*** Opening Data to process ***

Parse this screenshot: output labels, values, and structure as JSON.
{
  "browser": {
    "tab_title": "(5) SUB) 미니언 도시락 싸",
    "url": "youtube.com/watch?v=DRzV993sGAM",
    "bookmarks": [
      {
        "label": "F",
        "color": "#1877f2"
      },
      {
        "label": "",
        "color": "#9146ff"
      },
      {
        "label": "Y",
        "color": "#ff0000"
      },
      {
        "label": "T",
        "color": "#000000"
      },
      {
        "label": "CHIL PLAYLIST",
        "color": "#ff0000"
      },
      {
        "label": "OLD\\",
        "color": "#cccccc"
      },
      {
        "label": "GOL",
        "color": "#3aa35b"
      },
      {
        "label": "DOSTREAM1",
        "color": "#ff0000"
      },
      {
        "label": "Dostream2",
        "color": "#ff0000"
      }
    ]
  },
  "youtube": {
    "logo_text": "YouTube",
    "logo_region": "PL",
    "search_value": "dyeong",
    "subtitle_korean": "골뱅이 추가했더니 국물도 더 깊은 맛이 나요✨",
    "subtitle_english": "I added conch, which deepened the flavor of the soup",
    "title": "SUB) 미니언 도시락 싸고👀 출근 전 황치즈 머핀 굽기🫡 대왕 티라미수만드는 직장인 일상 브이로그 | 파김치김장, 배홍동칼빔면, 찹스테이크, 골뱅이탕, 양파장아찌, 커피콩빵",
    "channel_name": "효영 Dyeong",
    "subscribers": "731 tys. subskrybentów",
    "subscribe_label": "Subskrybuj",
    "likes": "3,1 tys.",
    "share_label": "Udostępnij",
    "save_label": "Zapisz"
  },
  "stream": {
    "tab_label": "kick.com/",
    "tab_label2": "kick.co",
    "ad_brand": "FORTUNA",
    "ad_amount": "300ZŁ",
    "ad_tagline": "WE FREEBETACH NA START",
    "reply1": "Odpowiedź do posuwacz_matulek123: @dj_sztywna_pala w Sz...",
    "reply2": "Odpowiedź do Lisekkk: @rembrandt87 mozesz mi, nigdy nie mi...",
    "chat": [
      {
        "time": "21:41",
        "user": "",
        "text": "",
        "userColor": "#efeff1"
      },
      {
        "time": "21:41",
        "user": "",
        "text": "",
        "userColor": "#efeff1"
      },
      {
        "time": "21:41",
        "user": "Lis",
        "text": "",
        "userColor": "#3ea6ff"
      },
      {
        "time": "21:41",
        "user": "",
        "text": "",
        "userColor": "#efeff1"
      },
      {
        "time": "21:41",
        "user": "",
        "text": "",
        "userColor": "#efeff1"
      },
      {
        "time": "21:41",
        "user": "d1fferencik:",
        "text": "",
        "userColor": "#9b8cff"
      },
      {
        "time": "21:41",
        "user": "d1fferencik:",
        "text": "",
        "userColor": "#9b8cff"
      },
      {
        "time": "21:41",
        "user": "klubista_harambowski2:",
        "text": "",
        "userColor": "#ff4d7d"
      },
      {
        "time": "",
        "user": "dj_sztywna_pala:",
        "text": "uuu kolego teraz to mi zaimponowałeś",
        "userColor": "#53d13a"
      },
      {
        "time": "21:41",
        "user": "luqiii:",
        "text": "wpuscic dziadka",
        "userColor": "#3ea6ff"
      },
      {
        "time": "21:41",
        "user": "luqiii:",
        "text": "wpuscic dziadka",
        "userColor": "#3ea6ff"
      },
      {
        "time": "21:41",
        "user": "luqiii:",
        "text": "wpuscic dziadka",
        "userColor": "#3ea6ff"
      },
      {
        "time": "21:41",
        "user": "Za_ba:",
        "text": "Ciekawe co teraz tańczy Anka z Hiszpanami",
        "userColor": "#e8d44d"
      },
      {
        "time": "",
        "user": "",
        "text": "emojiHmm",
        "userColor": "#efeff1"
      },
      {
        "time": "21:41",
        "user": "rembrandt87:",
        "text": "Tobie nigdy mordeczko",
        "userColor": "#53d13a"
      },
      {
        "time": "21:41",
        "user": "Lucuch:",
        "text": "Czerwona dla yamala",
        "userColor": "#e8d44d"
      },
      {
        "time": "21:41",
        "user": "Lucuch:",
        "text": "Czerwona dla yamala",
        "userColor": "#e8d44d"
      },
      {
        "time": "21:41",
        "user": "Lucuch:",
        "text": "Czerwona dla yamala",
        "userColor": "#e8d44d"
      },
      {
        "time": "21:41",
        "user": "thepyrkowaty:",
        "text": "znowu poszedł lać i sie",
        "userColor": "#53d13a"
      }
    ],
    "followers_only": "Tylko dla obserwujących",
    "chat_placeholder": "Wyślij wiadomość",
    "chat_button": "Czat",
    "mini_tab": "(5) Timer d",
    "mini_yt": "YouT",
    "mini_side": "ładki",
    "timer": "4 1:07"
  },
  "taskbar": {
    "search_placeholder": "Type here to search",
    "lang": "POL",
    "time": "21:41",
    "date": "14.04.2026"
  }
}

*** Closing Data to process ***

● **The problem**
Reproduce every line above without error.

● **Task solution**
Parse this screenshot: output labels, values, and structure as JSON.
{
  "browser": {
    "tab_title": "(5) SUB) 미니언 도시락 싸",
    "url": "youtube.com/watch?v=DRzV993sGAM",
    "bookmarks": [
      {
        "label": "F",
        "color": "#1877f2"
      },
      {
        "label": "",
        "color": "#9146ff"
      },
      {
        "label": "Y",
        "color": "#ff0000"
      },
      {
        "label": "T",
        "color": "#000000"
      },
      {
        "label": "CHIL PLAYLIST",
        "color": "#ff0000"
      },
      {
        "label": "OLD\\",
        "color": "#cccccc"
      },
      {
        "label": "GOL",
        "color": "#3aa35b"
      },
      {
        "label": "DOSTREAM1",
        "color": "#ff0000"
      },
      {
        "label": "Dostream2",
        "color": "#ff0000"
      }
    ]
  },
  "youtube": {
    "logo_text": "YouTube",
    "logo_region": "PL",
    "search_value": "dyeong",
    "subtitle_korean": "골뱅이 추가했더니 국물도 더 깊은 맛이 나요✨",
    "subtitle_english": "I added conch, which deepened the flavor of the soup",
    "title": "SUB) 미니언 도시락 싸고👀 출근 전 황치즈 머핀 굽기🫡 대왕 티라미수만드는 직장인 일상 브이로그 | 파김치김장, 배홍동칼빔면, 찹스테이크, 골뱅이탕, 양파장아찌, 커피콩빵",
    "channel_name": "효영 Dyeong",
    "subscribers": "731 tys. subskrybentów",
    "subscribe_label": "Subskrybuj",
    "likes": "3,1 tys.",
    "share_label": "Udostępnij",
    "save_label": "Zapisz"
  },
  "stream": {
    "tab_label": "kick.com/",
    "tab_label2": "kick.co",
    "ad_brand": "FORTUNA",
    "ad_amount": "300ZŁ",
    "ad_tagline": "WE FREEBETACH NA START",
    "reply1": "Odpowiedź do posuwacz_matulek123: @dj_sztywna_pala w Sz...",
    "reply2": "Odpowiedź do Lisekkk: @rembrandt87 mozesz mi, nigdy nie mi...",
    "chat": [
      {
        "time": "21:41",
        "user": "",
        "text": "",
        "userColor": "#efeff1"
      },
      {
        "time": "21:41",
        "user": "",
        "text": "",
        "userColor": "#efeff1"
      },
      {
        "time": "21:41",
        "user": "Lis",
        "text": "",
        "userColor": "#3ea6ff"
      },
      {
        "time": "21:41",
        "user": "",
        "text": "",
        "userColor": "#efeff1"
      },
      {
        "time": "21:41",
        "user": "",
        "text": "",
        "userColor": "#efeff1"
      },
      {
        "time": "21:41",
        "user": "d1fferencik:",
        "text": "",
        "userColor": "#9b8cff"
      },
      {
        "time": "21:41",
        "user": "d1fferencik:",
        "text": "",
        "userColor": "#9b8cff"
      },
      {
        "time": "21:41",
        "user": "klubista_harambowski2:",
        "text": "",
        "userColor": "#ff4d7d"
      },
      {
        "time": "",
        "user": "dj_sztywna_pala:",
        "text": "uuu kolego teraz to mi zaimponowałeś",
        "userColor": "#53d13a"
      },
      {
        "time": "21:41",
        "user": "luqiii:",
        "text": "wpuscic dziadka",
        "userColor": "#3ea6ff"
      },
      {
        "time": "21:41",
        "user": "luqiii:",
        "text": "wpuscic dziadka",
        "userColor": "#3ea6ff"
      },
      {
        "time": "21:41",
        "user": "luqiii:",
        "text": "wpuscic dziadka",
        "userColor": "#3ea6ff"
      },
      {
        "time": "21:41",
        "user": "Za_ba:",
        "text": "Ciekawe co teraz tańczy Anka z Hiszpanami",
        "userColor": "#e8d44d"
      },
      {
        "time": "",
        "user": "",
        "text": "emojiHmm",
        "userColor": "#efeff1"
      },
      {
        "time": "21:41",
        "user": "rembrandt87:",
        "text": "Tobie nigdy mordeczko",
        "userColor": "#53d13a"
      },
      {
        "time": "21:41",
        "user": "Lucuch:",
        "text": "Czerwona dla yamala",
        "userColor": "#e8d44d"
      },
      {
        "time": "21:41",
        "user": "Lucuch:",
        "text": "Czerwona dla yamala",
        "userColor": "#e8d44d"
      },
      {
        "time": "21:41",
        "user": "Lucuch:",
        "text": "Czerwona dla yamala",
        "userColor": "#e8d44d"
      },
      {
        "time": "21:41",
        "user": "thepyrkowaty:",
        "text": "znowu poszedł lać i sie",
        "userColor": "#53d13a"
      }
    ],
    "followers_only": "Tylko dla obserwujących",
    "chat_placeholder": "Wyślij wiadomość",
    "chat_button": "Czat",
    "mini_tab": "(5) Timer d",
    "mini_yt": "YouT",
    "mini_side": "ładki",
    "timer": "4 1:07"
  },
  "taskbar": {
    "search_placeholder": "Type here to search",
    "lang": "POL",
    "time": "21:41",
    "date": "14.04.2026"
  }
}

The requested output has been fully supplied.